“You have, good. Where is it?” Bronkomoroni asked his young colleague, eager to eradicate the problem plaguing his streets. He knew his brother couldn’t have done it all alone and now he knew that the slaughterhouse fire was connected.
“Dystopia street sir, we found that he’d made twelve calls from the vegetable processing plant there in the last three weeks. CCTV shows known criminals, all vegan or vegetarian, heading in the direction of the plant. It’ll be a good starting point if nothing else.”

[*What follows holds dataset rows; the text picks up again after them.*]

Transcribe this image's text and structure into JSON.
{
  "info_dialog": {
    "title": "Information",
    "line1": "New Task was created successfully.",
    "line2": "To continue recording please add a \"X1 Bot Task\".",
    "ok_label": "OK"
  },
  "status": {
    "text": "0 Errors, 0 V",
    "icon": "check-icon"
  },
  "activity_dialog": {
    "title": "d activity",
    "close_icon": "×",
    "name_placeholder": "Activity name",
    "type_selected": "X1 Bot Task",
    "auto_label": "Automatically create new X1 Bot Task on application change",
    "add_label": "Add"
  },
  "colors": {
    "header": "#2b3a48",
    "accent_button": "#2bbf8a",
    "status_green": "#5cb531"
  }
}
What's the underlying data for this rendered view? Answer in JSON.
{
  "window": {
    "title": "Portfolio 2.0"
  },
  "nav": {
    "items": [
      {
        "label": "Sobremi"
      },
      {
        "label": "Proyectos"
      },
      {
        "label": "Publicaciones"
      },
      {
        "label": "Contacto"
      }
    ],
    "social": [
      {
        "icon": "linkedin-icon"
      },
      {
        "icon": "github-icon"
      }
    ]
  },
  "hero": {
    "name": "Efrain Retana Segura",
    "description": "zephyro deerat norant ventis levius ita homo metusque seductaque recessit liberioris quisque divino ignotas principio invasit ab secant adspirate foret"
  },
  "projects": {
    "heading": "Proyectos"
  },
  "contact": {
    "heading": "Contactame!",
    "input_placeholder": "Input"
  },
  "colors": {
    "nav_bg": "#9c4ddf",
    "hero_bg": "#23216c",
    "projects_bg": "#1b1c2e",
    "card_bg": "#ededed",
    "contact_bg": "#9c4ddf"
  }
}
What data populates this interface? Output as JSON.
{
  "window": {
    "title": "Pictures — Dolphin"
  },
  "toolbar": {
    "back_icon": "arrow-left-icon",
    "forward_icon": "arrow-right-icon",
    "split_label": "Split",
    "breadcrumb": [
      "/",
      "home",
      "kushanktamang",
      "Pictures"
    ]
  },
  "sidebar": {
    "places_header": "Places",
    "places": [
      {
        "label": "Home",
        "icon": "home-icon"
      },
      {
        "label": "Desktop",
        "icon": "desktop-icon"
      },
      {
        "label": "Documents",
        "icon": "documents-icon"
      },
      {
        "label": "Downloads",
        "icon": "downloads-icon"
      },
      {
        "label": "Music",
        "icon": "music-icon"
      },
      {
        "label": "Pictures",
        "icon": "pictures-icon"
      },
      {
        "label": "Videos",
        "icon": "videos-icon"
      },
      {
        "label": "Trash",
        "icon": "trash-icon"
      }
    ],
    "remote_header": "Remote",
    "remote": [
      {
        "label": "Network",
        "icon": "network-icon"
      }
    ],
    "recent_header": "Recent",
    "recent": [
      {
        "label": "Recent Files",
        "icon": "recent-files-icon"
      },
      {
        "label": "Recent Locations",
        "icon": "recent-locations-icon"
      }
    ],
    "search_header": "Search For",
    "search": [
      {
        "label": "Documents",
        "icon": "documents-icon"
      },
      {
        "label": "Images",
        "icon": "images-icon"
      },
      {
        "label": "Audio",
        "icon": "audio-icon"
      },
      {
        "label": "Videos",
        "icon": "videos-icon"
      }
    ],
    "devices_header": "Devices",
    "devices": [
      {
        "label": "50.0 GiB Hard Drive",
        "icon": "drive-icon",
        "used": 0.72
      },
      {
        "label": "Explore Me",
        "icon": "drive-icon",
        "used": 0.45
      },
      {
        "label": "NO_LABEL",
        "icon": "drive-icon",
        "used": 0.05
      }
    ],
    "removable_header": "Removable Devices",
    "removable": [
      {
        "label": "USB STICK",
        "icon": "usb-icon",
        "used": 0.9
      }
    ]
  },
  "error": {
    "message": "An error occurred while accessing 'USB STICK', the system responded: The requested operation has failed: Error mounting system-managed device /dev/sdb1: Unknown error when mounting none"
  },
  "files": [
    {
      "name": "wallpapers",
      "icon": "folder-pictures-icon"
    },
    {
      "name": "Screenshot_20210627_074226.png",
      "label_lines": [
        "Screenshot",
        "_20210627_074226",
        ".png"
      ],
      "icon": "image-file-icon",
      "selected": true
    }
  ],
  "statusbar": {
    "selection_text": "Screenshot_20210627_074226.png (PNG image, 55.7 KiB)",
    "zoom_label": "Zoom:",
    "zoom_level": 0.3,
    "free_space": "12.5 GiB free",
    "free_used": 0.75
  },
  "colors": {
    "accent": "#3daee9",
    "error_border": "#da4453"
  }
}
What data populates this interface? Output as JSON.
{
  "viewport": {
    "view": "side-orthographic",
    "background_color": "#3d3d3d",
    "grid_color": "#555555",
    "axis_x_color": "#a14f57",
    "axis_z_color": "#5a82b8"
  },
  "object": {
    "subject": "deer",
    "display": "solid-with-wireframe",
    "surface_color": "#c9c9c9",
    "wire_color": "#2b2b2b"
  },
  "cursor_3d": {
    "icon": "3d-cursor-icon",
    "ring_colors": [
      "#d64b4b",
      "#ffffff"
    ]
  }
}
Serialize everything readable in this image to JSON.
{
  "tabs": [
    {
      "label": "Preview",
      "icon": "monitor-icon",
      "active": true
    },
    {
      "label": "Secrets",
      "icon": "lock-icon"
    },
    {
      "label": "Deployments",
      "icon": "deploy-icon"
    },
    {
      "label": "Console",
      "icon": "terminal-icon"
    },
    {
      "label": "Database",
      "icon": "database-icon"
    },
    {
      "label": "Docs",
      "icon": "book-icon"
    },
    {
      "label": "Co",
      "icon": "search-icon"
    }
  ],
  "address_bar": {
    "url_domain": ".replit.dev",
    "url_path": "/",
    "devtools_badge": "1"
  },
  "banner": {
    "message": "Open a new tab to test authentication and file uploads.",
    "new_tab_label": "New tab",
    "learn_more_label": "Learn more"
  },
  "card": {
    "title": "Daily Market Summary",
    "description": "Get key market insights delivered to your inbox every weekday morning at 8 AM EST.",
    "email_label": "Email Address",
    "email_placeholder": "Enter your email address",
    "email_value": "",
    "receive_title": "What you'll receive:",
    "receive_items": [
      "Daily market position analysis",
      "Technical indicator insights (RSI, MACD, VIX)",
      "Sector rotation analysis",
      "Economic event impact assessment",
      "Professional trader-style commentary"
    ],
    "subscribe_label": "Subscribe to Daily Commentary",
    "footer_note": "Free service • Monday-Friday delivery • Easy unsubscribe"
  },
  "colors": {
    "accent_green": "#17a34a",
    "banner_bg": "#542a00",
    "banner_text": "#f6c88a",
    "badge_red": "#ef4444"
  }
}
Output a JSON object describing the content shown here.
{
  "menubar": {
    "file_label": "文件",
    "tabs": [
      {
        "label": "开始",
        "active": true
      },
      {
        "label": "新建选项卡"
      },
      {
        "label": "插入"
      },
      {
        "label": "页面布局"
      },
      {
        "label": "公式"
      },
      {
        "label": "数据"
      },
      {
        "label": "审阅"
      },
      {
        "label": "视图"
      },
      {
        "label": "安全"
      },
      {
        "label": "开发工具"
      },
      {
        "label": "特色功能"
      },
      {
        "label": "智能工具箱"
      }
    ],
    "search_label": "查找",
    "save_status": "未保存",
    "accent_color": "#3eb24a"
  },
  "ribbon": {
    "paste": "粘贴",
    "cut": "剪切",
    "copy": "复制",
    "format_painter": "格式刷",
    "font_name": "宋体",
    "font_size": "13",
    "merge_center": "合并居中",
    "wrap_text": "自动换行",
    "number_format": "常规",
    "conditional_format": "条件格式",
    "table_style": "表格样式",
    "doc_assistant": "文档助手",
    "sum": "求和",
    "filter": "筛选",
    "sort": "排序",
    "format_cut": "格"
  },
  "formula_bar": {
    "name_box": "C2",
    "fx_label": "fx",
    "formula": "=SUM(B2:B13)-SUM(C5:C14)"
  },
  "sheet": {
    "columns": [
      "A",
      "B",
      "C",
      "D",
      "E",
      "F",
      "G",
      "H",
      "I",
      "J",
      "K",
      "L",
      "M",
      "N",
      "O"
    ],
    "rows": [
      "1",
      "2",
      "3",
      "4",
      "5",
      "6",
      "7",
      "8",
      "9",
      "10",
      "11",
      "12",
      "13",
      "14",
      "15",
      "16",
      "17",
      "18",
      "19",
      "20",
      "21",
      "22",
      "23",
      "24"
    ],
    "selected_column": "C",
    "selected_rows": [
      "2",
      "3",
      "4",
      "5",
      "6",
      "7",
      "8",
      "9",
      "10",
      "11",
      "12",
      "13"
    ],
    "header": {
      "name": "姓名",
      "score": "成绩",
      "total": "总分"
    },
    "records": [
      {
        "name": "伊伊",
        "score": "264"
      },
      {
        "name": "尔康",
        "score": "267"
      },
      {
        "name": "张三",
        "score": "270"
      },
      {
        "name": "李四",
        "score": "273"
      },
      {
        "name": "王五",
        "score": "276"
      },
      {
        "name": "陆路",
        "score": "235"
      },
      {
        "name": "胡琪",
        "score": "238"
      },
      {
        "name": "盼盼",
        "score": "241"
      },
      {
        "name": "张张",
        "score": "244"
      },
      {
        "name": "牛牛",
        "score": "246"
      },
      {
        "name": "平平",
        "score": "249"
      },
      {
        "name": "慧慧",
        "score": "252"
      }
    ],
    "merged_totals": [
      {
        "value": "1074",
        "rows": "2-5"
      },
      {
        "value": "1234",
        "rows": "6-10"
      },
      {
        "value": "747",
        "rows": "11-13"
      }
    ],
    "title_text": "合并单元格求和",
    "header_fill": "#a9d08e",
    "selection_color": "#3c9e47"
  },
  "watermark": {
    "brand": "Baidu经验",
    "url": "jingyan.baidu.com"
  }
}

“Well done Binks, Lionel isn’t co-operating, so this is all we’ve got. I knew you could do it. Now we’ve got Elmer Fudd locked up in there we’ll let him stew, let’s get the rest of these looneys.” Bronkomoroni laughed, a maniacal grin spread across his face, he knew the chase was coming to an end.
Around an hour later a fleet of black and white cars pulled onto Dystopia street, sirens blaring and Bronkomoroni’s car at the head of the pack. The cars came to a halt outside the vegetable processing plant.
Thick black smoke covered the sky, creating a dark, deadly cloud that no light could penetrate. Below the crackle of flames became a backing track to the sirens of police cars and the hoses of firemen bravely battling the blaze.
Three men stood in the street, shouting about ending the flames and how they hoped the fire wouldn’t spread.
Bronkomoroni looked at the inferno, saddened by this sudden setback. Whoever else was involved had got away and now he had to put his little brother through the courts. He felt a hand clap down on his back.
Binks had hit him. Binks then said cheerfully “Stop panicking, we always get ’em.”
Both men looked up at the building opposite on which hung a banner that read:
Meat is Murder,
United we Stand,
And Save our Friends,
Big or Small, they’re Grand.